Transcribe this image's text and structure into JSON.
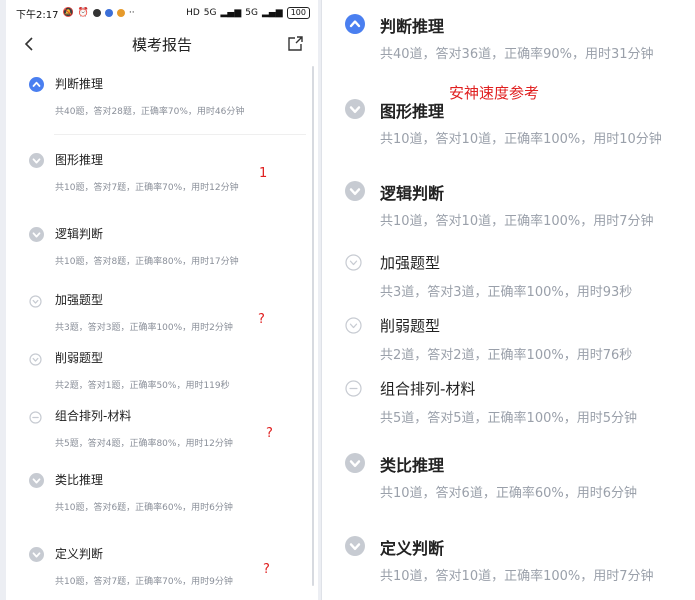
{
  "status_bar": {
    "time": "下午2:17",
    "net": "HD",
    "signal1": "5G",
    "signal2": "5G",
    "battery": "100"
  },
  "phone": {
    "title": "模考报告",
    "items": [
      {
        "state": "open",
        "title": "判断推理",
        "stat": "共40题，答对28题，正确率70%，用时46分钟"
      },
      {
        "state": "closed",
        "title": "图形推理",
        "stat": "共10题，答对7题，正确率70%，用时12分钟"
      },
      {
        "state": "closed",
        "title": "逻辑判断",
        "stat": "共10题，答对8题，正确率80%，用时17分钟"
      },
      {
        "state": "collapsed",
        "title": "加强题型",
        "stat": "共3题，答对3题，正确率100%，用时2分钟"
      },
      {
        "state": "collapsed",
        "title": "削弱题型",
        "stat": "共2题，答对1题，正确率50%，用时119秒"
      },
      {
        "state": "minus",
        "title": "组合排列-材料",
        "stat": "共5题，答对4题，正确率80%，用时12分钟"
      },
      {
        "state": "closed",
        "title": "类比推理",
        "stat": "共10题，答对6题，正确率60%，用时6分钟"
      },
      {
        "state": "closed",
        "title": "定义判断",
        "stat": "共10题，答对7题，正确率70%，用时9分钟"
      }
    ],
    "marks": {
      "number": "1",
      "question": "?"
    }
  },
  "right": {
    "annotation": "安神速度参考",
    "items": [
      {
        "state": "open",
        "title": "判断推理",
        "stat": "共40道，答对36道，正确率90%，用时31分钟"
      },
      {
        "state": "closed",
        "title": "图形推理",
        "stat": "共10道，答对10道，正确率100%，用时10分钟"
      },
      {
        "state": "closed",
        "title": "逻辑判断",
        "stat": "共10道，答对10道，正确率100%，用时7分钟"
      },
      {
        "state": "collapsed",
        "title": "加强题型",
        "stat": "共3道，答对3道，正确率100%，用时93秒"
      },
      {
        "state": "collapsed",
        "title": "削弱题型",
        "stat": "共2道，答对2道，正确率100%，用时76秒"
      },
      {
        "state": "minus",
        "title": "组合排列-材料",
        "stat": "共5道，答对5道，正确率100%，用时5分钟"
      },
      {
        "state": "closed",
        "title": "类比推理",
        "stat": "共10道，答对6道，正确率60%，用时6分钟"
      },
      {
        "state": "closed",
        "title": "定义判断",
        "stat": "共10道，答对10道，正确率100%，用时7分钟"
      }
    ]
  },
  "colors": {
    "accent": "#4a7ff0",
    "muted_icon": "#c7cbd2",
    "red_annotation": "#e02020"
  }
}
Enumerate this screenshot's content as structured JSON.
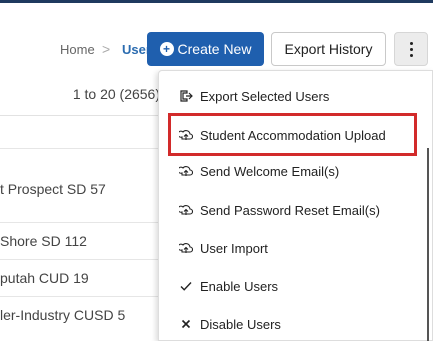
{
  "breadcrumb": {
    "home": "Home",
    "separator": ">",
    "current": "Users"
  },
  "toolbar": {
    "create_label": "Create New",
    "export_history_label": "Export History"
  },
  "table": {
    "pagination": "1 to 20 (2656)",
    "rows": [
      "t Prospect SD 57",
      "Shore SD 112",
      "putah CUD 19",
      "ler-Industry CUSD 5"
    ]
  },
  "menu": {
    "items": [
      {
        "label": "Export Selected Users",
        "icon": "export-icon"
      },
      {
        "label": "Student Accommodation Upload",
        "icon": "upload-icon"
      },
      {
        "label": "Send Welcome Email(s)",
        "icon": "upload-icon"
      },
      {
        "label": "Send Password Reset Email(s)",
        "icon": "upload-icon"
      },
      {
        "label": "User Import",
        "icon": "upload-icon"
      },
      {
        "label": "Enable Users",
        "icon": "check-icon"
      },
      {
        "label": "Disable Users",
        "icon": "x-icon"
      }
    ]
  },
  "colors": {
    "primary": "#1f5fae",
    "highlight": "#d22a2a",
    "top_rule": "#1f3a5f"
  }
}
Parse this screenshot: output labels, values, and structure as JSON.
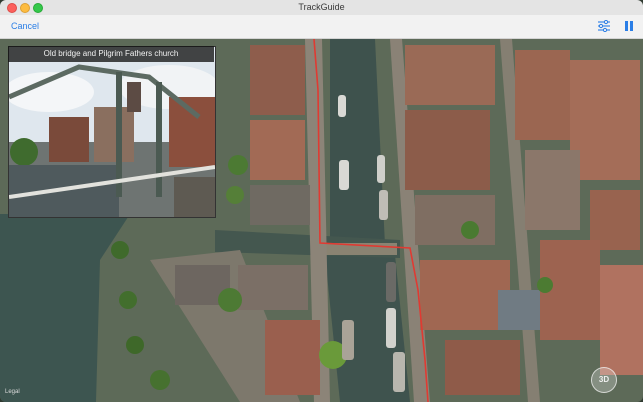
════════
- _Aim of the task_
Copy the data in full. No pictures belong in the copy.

- _Result for this task_
Transcribe this image's text and structure into JSON.
{
  "status_bar": {
    "time": "下午2:17",
    "net": "HD",
    "signal1": "5G",
    "signal2": "5G",
    "battery": "100"
  },
  "phone": {
    "title": "模考报告",
    "items": [
      {
        "state": "open",
        "title": "判断推理",
        "stat": "共40题，答对28题，正确率70%，用时46分钟"
      },
      {
        "state": "closed",
        "title": "图形推理",
        "stat": "共10题，答对7题，正确率70%，用时12分钟"
      },
      {
        "state": "closed",
        "title": "逻辑判断",
        "stat": "共10题，答对8题，正确率80%，用时17分钟"
      },
      {
        "state": "collapsed",
        "title": "加强题型",
        "stat": "共3题，答对3题，正确率100%，用时2分钟"
      },
      {
        "state": "collapsed",
        "title": "削弱题型",
        "stat": "共2题，答对1题，正确率50%，用时119秒"
      },
      {
        "state": "minus",
        "title": "组合排列-材料",
        "stat": "共5题，答对4题，正确率80%，用时12分钟"
      },
      {
        "state": "closed",
        "title": "类比推理",
        "stat": "共10题，答对6题，正确率60%，用时6分钟"
      },
      {
        "state": "closed",
        "title": "定义判断",
        "stat": "共10题，答对7题，正确率70%，用时9分钟"
      }
    ],
    "marks": {
      "number": "1",
      "question": "?"
    }
  },
  "right": {
    "annotation": "安神速度参考",
    "items": [
      {
        "state": "open",
        "title": "判断推理",
        "stat": "共40道，答对36道，正确率90%，用时31分钟"
      },
      {
        "state": "closed",
        "title": "图形推理",
        "stat": "共10道，答对10道，正确率100%，用时10分钟"
      },
      {
        "state": "closed",
        "title": "逻辑判断",
        "stat": "共10道，答对10道，正确率100%，用时7分钟"
      },
      {
        "state": "collapsed",
        "title": "加强题型",
        "stat": "共3道，答对3道，正确率100%，用时93秒"
      },
      {
        "state": "collapsed",
        "title": "削弱题型",
        "stat": "共2道，答对2道，正确率100%，用时76秒"
      },
      {
        "state": "minus",
        "title": "组合排列-材料",
        "stat": "共5道，答对5道，正确率100%，用时5分钟"
      },
      {
        "state": "closed",
        "title": "类比推理",
        "stat": "共10道，答对6道，正确率60%，用时6分钟"
      },
      {
        "state": "closed",
        "title": "定义判断",
        "stat": "共10道，答对10道，正确率100%，用时7分钟"
      }
    ]
  },
  "colors": {
    "accent": "#4a7ff0",
    "muted_icon": "#c7cbd2",
    "red_annotation": "#e02020"
  }
}
Enumerate this screenshot's content as structured JSON.
{
  "breadcrumb": {
    "home": "Home",
    "separator": ">",
    "current": "Users"
  },
  "toolbar": {
    "create_label": "Create New",
    "export_history_label": "Export History"
  },
  "table": {
    "pagination": "1 to 20 (2656)",
    "rows": [
      "t Prospect SD 57",
      "Shore SD 112",
      "putah CUD 19",
      "ler-Industry CUSD 5"
    ]
  },
  "menu": {
    "items": [
      {
        "label": "Export Selected Users",
        "icon": "export-icon"
      },
      {
        "label": "Student Accommodation Upload",
        "icon": "upload-icon"
      },
      {
        "label": "Send Welcome Email(s)",
        "icon": "upload-icon"
      },
      {
        "label": "Send Password Reset Email(s)",
        "icon": "upload-icon"
      },
      {
        "label": "User Import",
        "icon": "upload-icon"
      },
      {
        "label": "Enable Users",
        "icon": "check-icon"
      },
      {
        "label": "Disable Users",
        "icon": "x-icon"
      }
    ]
  },
  "colors": {
    "primary": "#1f5fae",
    "highlight": "#d22a2a",
    "top_rule": "#1f3a5f"
  }
}
Parse this screenshot: output labels, values, and structure as JSON.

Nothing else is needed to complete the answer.